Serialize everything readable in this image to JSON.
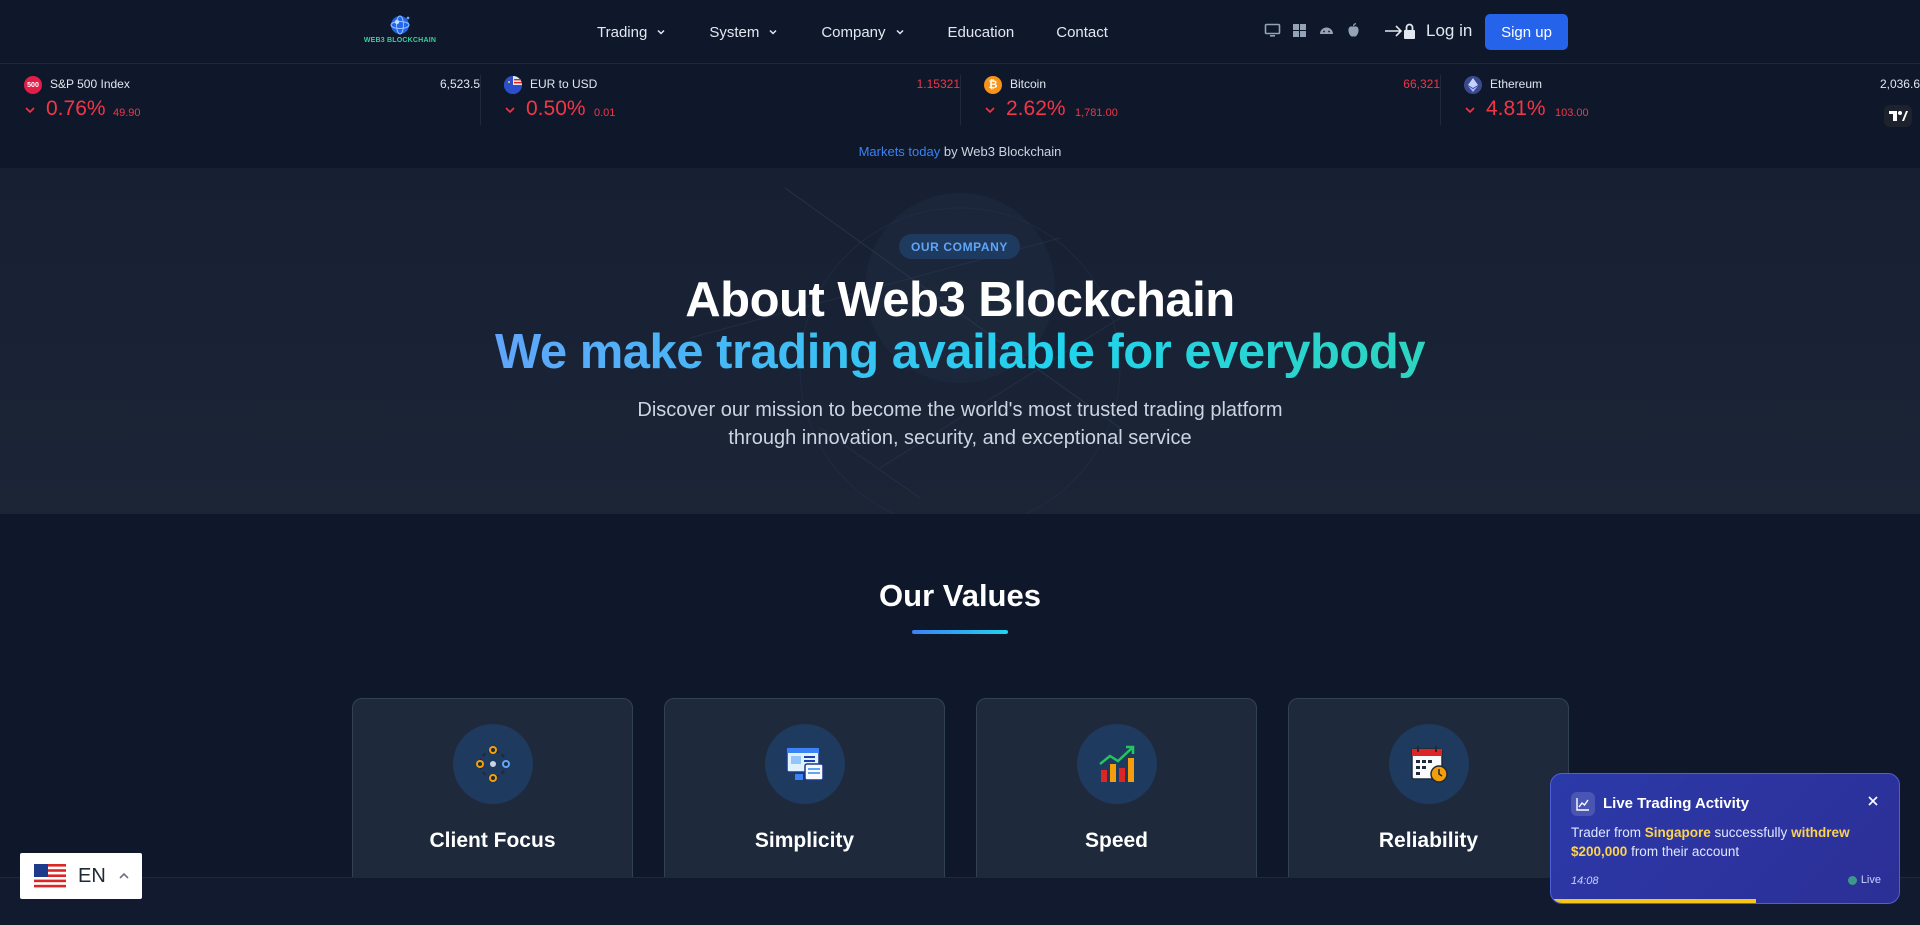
{
  "nav": {
    "logo_text": "WEB3 BLOCKCHAIN",
    "menu": [
      {
        "label": "Trading",
        "dropdown": true
      },
      {
        "label": "System",
        "dropdown": true
      },
      {
        "label": "Company",
        "dropdown": true
      },
      {
        "label": "Education",
        "dropdown": false
      },
      {
        "label": "Contact",
        "dropdown": false
      }
    ],
    "platforms": [
      "desktop-icon",
      "windows-icon",
      "android-icon",
      "apple-icon"
    ],
    "login_label": "Log in",
    "signup_label": "Sign up"
  },
  "ticker": {
    "items": [
      {
        "name": "S&P 500 Index",
        "icon": "500",
        "icon_color": "#e11d48",
        "price": "6,523.5",
        "price_color": "#e2e8f0",
        "change_pct": "0.76%",
        "change_abs": "49.90"
      },
      {
        "name": "EUR to USD",
        "icon": "eu-us-flag-icon",
        "icon_color": "#3b5bdb",
        "price": "1.15321",
        "price_color": "#f23645",
        "change_pct": "0.50%",
        "change_abs": "0.01"
      },
      {
        "name": "Bitcoin",
        "icon": "bitcoin-icon",
        "icon_color": "#f7931a",
        "price": "66,321",
        "price_color": "#f23645",
        "change_pct": "2.62%",
        "change_abs": "1,781.00"
      },
      {
        "name": "Ethereum",
        "icon": "ethereum-icon",
        "icon_color": "#3b4a8f",
        "price": "2,036.6",
        "price_color": "#e2e8f0",
        "change_pct": "4.81%",
        "change_abs": "103.00"
      }
    ],
    "down_color": "#f23645",
    "attribution_link": "Markets today",
    "attribution_text": "by Web3 Blockchain"
  },
  "hero": {
    "badge": "OUR COMPANY",
    "title": "About Web3 Blockchain",
    "subtitle": "We make trading available for everybody",
    "description": "Discover our mission to become the world's most trusted trading platform through innovation, security, and exceptional service"
  },
  "values": {
    "title": "Our Values",
    "cards": [
      {
        "title": "Client Focus",
        "icon": "network-people-icon"
      },
      {
        "title": "Simplicity",
        "icon": "browser-window-icon"
      },
      {
        "title": "Speed",
        "icon": "growth-chart-icon"
      },
      {
        "title": "Reliability",
        "icon": "calendar-clock-icon"
      }
    ]
  },
  "language": {
    "code": "EN",
    "flag": "us-flag-icon"
  },
  "toast": {
    "title": "Live Trading Activity",
    "msg_prefix": "Trader from ",
    "location": "Singapore",
    "msg_mid": " successfully ",
    "action": "withdrew",
    "amount": "$200,000",
    "msg_suffix": " from their account",
    "time": "14:08",
    "live_label": "Live",
    "progress": 0.59
  },
  "colors": {
    "background": "#0f172a",
    "accent": "#2563eb",
    "down": "#f23645",
    "highlight": "#fcd34d"
  }
}
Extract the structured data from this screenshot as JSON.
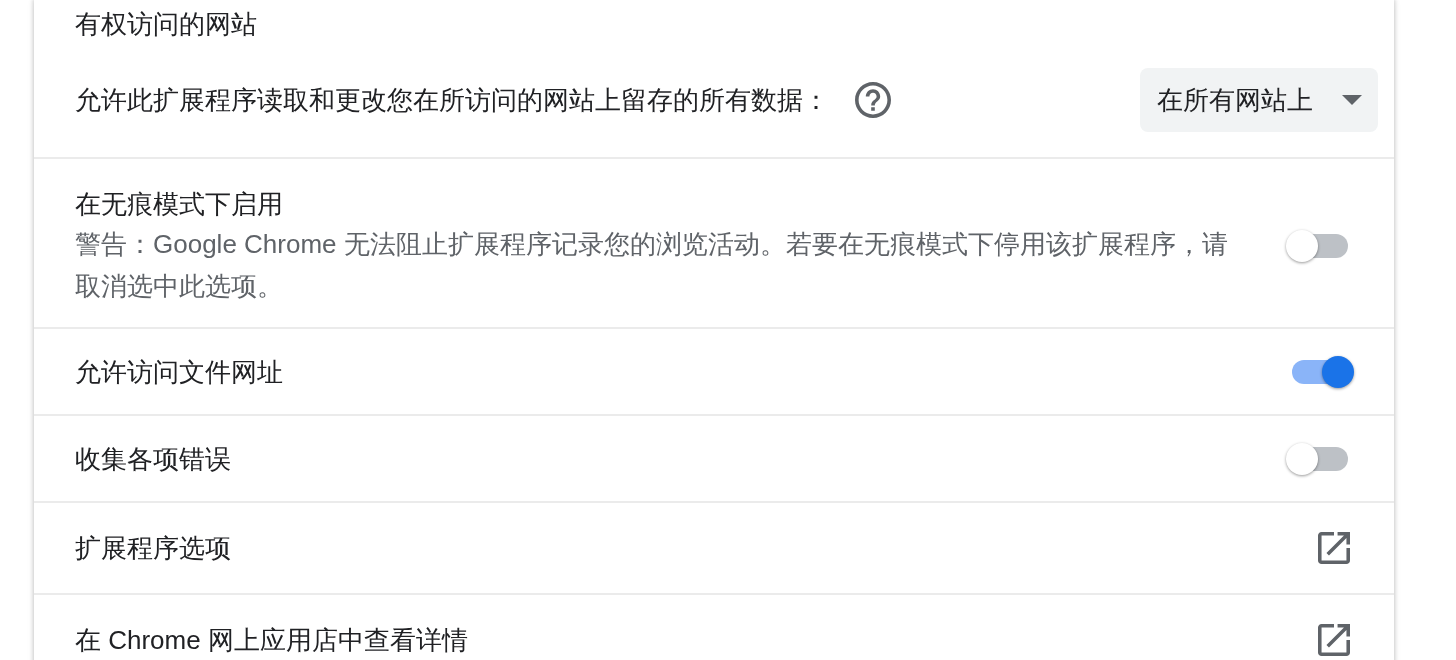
{
  "site_access": {
    "title": "有权访问的网站",
    "description": "允许此扩展程序读取和更改您在所访问的网站上留存的所有数据：",
    "dropdown": {
      "value": "在所有网站上"
    }
  },
  "settings": [
    {
      "kind": "toggle",
      "label": "在无痕模式下启用",
      "description": "警告：Google Chrome 无法阻止扩展程序记录您的浏览活动。若要在无痕模式下停用该扩展程序，请取消选中此选项。",
      "on": false
    },
    {
      "kind": "toggle",
      "label": "允许访问文件网址",
      "on": true
    },
    {
      "kind": "toggle",
      "label": "收集各项错误",
      "on": false
    },
    {
      "kind": "link",
      "label": "扩展程序选项"
    },
    {
      "kind": "link",
      "label": "在 Chrome 网上应用店中查看详情"
    }
  ]
}
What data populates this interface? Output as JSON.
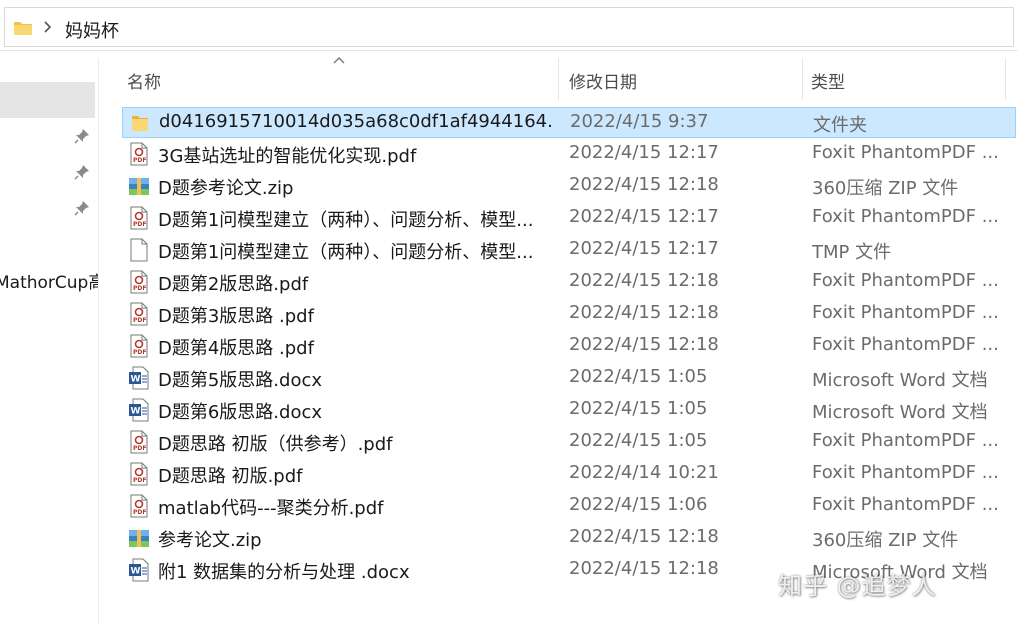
{
  "address": {
    "path": "妈妈杯"
  },
  "nav": {
    "partial_label": "MathorCup高"
  },
  "columns": {
    "name": "名称",
    "date": "修改日期",
    "type": "类型"
  },
  "files": [
    {
      "name": "d0416915710014d035a68c0df1af4944164...",
      "date": "2022/4/15 9:37",
      "type": "文件夹",
      "icon": "folder-icon",
      "selected": true
    },
    {
      "name": "3G基站选址的智能优化实现.pdf",
      "date": "2022/4/15 12:17",
      "type": "Foxit PhantomPDF ...",
      "icon": "pdf-icon"
    },
    {
      "name": "D题参考论文.zip",
      "date": "2022/4/15 12:18",
      "type": "360压缩 ZIP 文件",
      "icon": "zip-icon"
    },
    {
      "name": "D题第1问模型建立（两种）、问题分析、模型...",
      "date": "2022/4/15 12:17",
      "type": "Foxit PhantomPDF ...",
      "icon": "pdf-icon"
    },
    {
      "name": "D题第1问模型建立（两种）、问题分析、模型...",
      "date": "2022/4/15 12:17",
      "type": "TMP 文件",
      "icon": "blank-file-icon"
    },
    {
      "name": "D题第2版思路.pdf",
      "date": "2022/4/15 12:18",
      "type": "Foxit PhantomPDF ...",
      "icon": "pdf-icon"
    },
    {
      "name": "D题第3版思路 .pdf",
      "date": "2022/4/15 12:18",
      "type": "Foxit PhantomPDF ...",
      "icon": "pdf-icon"
    },
    {
      "name": "D题第4版思路 .pdf",
      "date": "2022/4/15 12:18",
      "type": "Foxit PhantomPDF ...",
      "icon": "pdf-icon"
    },
    {
      "name": "D题第5版思路.docx",
      "date": "2022/4/15 1:05",
      "type": "Microsoft Word 文档",
      "icon": "word-icon"
    },
    {
      "name": "D题第6版思路.docx",
      "date": "2022/4/15 1:05",
      "type": "Microsoft Word 文档",
      "icon": "word-icon"
    },
    {
      "name": "D题思路 初版（供参考）.pdf",
      "date": "2022/4/15 1:05",
      "type": "Foxit PhantomPDF ...",
      "icon": "pdf-icon"
    },
    {
      "name": "D题思路 初版.pdf",
      "date": "2022/4/14 10:21",
      "type": "Foxit PhantomPDF ...",
      "icon": "pdf-icon"
    },
    {
      "name": "matlab代码---聚类分析.pdf",
      "date": "2022/4/15 1:06",
      "type": "Foxit PhantomPDF ...",
      "icon": "pdf-icon"
    },
    {
      "name": "参考论文.zip",
      "date": "2022/4/15 12:18",
      "type": "360压缩 ZIP 文件",
      "icon": "zip-icon"
    },
    {
      "name": "附1 数据集的分析与处理 .docx",
      "date": "2022/4/15 12:18",
      "type": "Microsoft Word 文档",
      "icon": "word-icon"
    }
  ],
  "watermark": "知乎 @追梦人",
  "colors": {
    "selection_bg": "#cce8ff",
    "selection_border": "#99d1ff",
    "folder": "#f2c14e",
    "pdf": "#b5392f",
    "word": "#2b5797"
  }
}
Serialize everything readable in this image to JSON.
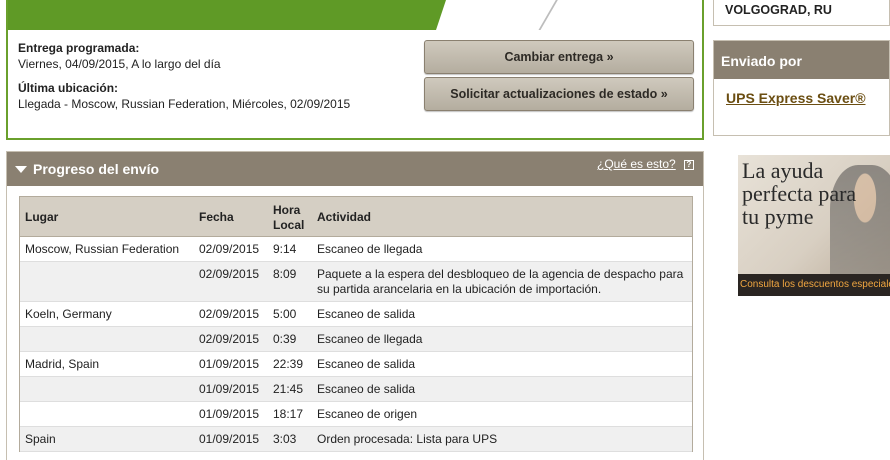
{
  "status": {
    "scheduled_label": "Entrega programada:",
    "scheduled_value": "Viernes, 04/09/2015, A lo largo del día",
    "last_location_label": "Última ubicación:",
    "last_location_value": "Llegada - Moscow, Russian Federation, Miércoles, 02/09/2015",
    "change_delivery_button": "Cambiar entrega »",
    "request_updates_button": "Solicitar actualizaciones de estado »",
    "accent_color": "#5f9a26"
  },
  "progress": {
    "title": "Progreso del envío",
    "whatis_link": "¿Qué es esto?",
    "help_icon": "?",
    "columns": {
      "location": "Lugar",
      "date": "Fecha",
      "time_line1": "Hora",
      "time_line2": "Local",
      "activity": "Actividad"
    },
    "rows": [
      {
        "location": "Moscow, Russian Federation",
        "date": "02/09/2015",
        "time": "9:14",
        "activity": "Escaneo de llegada"
      },
      {
        "location": "",
        "date": "02/09/2015",
        "time": "8:09",
        "activity": "Paquete a la espera del desbloqueo de la agencia de despacho para su partida arancelaria en la ubicación de importación."
      },
      {
        "location": "Koeln, Germany",
        "date": "02/09/2015",
        "time": "5:00",
        "activity": "Escaneo de salida"
      },
      {
        "location": "",
        "date": "02/09/2015",
        "time": "0:39",
        "activity": "Escaneo de llegada"
      },
      {
        "location": "Madrid, Spain",
        "date": "01/09/2015",
        "time": "22:39",
        "activity": "Escaneo de salida"
      },
      {
        "location": "",
        "date": "01/09/2015",
        "time": "21:45",
        "activity": "Escaneo de salida"
      },
      {
        "location": "",
        "date": "01/09/2015",
        "time": "18:17",
        "activity": "Escaneo de origen"
      },
      {
        "location": "Spain",
        "date": "01/09/2015",
        "time": "3:03",
        "activity": "Orden procesada: Lista para UPS"
      }
    ]
  },
  "sidebar": {
    "destination": "VOLGOGRAD, RU",
    "shipped_by_title": "Enviado por",
    "service_link": "UPS Express Saver®"
  },
  "ad": {
    "headline": "La ayuda perfecta para tu pyme",
    "footer": "Consulta los descuentos especiales"
  }
}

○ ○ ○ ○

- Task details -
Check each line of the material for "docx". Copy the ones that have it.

- Written reply -
      "name": "D题第5版思路.docx",
      "name": "D题第6版思路.docx",
      "name": "附1 数据集的分析与处理 .docx",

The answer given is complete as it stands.